GHDI logo

Property and Justice (February 19, 2004)

page 2 of 4    print version    return to list previous document      next document

Another comparison comes to mind here. We East Germans were your Hereros. That someone should assert such a thing has to be tolerated. That nobody expresses vociferous outrage is devastating for us. In truth, we had nothing to ask for in the matter of land reform. We warned against reversing it. And the Western side was quite receptive to such warnings. It was acknowledged that our side was better informed about us than the Western side. With all due respect to Western expertise, we had the on-the-ground knowledge. Where the negotiations on the unification treaty assumed the quality of a battle, it was not a battle between East and West, but one between the Federal Government and the Länder – over the issue of the costs of unification. To say that the Federal Government did not want to reverse the expropriations carried out between 1945 and 1949 because it wanted to use the proceeds from “national property” to finance unification – as Michael Naumann has asserted – is nonsense. There were no reliable estimates on the value of these assets, because the GDR side could only furnish fantastic numbers for intrinsic value, not profit numbers based on opening balance sheets calculated in Deutschmarks. Such figures were first available in the middle of 1992. But there was the devastating appraisal of October 31, 1989, made by GDR planning chief Schürer and others, of the disastrous state of the GDR and its mountain of debt.

It is indisputable that the freely elected Volkskammer took the unanimous position that it was impossible to reverse the expropriations carried out between 1945 and 1949. Not that we regarded those expropriations as justified. We always said that one cannot make up for old injustice with new injustice. The announcement of general restitution would have been received as a new injustice. But, it is said, a large portion of the expropriated land had become national property! That land wouldn’t have been taken away from anyone. It was, however, being worked by the LPGs*, and the rural population viewed it as “their land.” Although the LPGs had come about through massive repression, they had gained acceptance in the meantime.

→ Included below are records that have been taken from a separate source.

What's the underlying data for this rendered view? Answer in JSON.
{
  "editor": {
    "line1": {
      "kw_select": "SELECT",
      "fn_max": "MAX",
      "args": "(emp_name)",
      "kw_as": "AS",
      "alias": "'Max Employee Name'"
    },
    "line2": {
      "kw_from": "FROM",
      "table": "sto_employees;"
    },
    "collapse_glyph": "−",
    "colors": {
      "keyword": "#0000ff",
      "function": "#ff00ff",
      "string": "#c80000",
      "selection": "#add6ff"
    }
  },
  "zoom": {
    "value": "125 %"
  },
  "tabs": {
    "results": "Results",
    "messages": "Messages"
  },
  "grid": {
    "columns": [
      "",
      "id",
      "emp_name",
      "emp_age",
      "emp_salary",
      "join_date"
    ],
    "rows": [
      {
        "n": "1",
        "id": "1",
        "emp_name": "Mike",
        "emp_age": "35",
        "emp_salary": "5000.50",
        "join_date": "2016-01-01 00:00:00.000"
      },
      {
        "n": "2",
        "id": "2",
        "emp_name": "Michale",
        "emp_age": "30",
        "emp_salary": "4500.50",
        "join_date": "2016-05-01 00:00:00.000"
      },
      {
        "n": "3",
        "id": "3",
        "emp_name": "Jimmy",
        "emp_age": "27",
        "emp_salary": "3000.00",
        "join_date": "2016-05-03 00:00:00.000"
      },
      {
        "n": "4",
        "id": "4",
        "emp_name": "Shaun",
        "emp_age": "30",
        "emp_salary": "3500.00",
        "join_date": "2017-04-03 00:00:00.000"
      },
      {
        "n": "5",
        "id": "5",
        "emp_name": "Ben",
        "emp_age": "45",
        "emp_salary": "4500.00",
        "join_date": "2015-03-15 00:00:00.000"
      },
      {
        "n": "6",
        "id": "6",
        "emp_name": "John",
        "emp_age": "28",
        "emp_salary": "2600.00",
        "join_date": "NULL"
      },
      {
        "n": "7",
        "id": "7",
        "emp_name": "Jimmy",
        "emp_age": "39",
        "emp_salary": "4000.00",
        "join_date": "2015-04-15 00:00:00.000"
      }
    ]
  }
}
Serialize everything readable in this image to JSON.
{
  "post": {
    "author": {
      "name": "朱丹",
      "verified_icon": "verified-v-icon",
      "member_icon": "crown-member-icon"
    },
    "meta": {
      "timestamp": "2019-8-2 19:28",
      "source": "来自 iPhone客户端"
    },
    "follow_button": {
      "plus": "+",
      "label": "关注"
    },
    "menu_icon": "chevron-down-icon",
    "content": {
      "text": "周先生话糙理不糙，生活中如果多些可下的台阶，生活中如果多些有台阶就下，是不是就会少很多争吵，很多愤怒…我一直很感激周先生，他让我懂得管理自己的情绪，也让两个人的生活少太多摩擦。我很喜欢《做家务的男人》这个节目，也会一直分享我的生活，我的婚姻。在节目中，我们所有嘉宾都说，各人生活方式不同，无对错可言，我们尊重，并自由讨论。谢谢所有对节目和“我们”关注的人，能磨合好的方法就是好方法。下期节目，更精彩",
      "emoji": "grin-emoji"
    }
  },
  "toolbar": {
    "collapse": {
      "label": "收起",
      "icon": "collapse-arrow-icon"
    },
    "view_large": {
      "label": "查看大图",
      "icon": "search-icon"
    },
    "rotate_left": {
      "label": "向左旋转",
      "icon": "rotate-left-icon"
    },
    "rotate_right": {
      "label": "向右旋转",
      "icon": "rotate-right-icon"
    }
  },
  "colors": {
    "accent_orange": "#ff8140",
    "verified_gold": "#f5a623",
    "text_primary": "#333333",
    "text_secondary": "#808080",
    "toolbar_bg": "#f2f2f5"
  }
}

We did not wish to upset the conditions in the countryside, and had we announced something along the lines of general restitution, it would have resulted in unforeseeable consequences. I do not rule out terrorist excesses. I exaggerate? The revolution remained peaceful, but in 1990 the GDR was a volcano. After a number of death threats, the most important GDR politicians were receiving personal protection. In the summer of 1990 there were problems selling pork, because the Soviet Union no longer took any of it. That was enough to spark heated demonstrations by farmers, during the course of which the agriculture minister’s car was wrecked. This provides an inkling of what the repeal of land reform would have unleashed.

We had noted with relief that the Stasi and the SED functionaries had withdrawn in resignation and disappointment. Had they found an issue over which to make common cause with those afraid of losing their rights, it could have turned out otherwise. The decisive slogan was already on everyone’s tongue: “Sell-out of the GDR.” If anyone had said: “But restitution is also advantageous for you!,” he would have merely poured oil on the fire – and he would have been wrong. After all, East German agriculture is competitive today, and what industry was missing above all could not be conjured up by the original owners either: markets for their products. We do not know who shot Detlev Carsten Rohwedder. The target, at any rate, was the chief of the Treuhand.

The property question was one of the main topics during the campaign leading up to the Volkskammer elections on March 18, 1990. In 1990, there were two fears that GDR citizens associated with the longed-for unification: the fear of expropriation and the fear of devaluation. The PDS had eagerly stoked both fears. The office of the Minister President received approximately the same number of letters on both issues: about 8,000 each. The fear of joblessness was added to this later.

* Acronym for Landwirtschaftliche Produktionsgenossenschaft, a term for large, collectivized farms in the former GDR – eds.

first page < previous   |   next > last page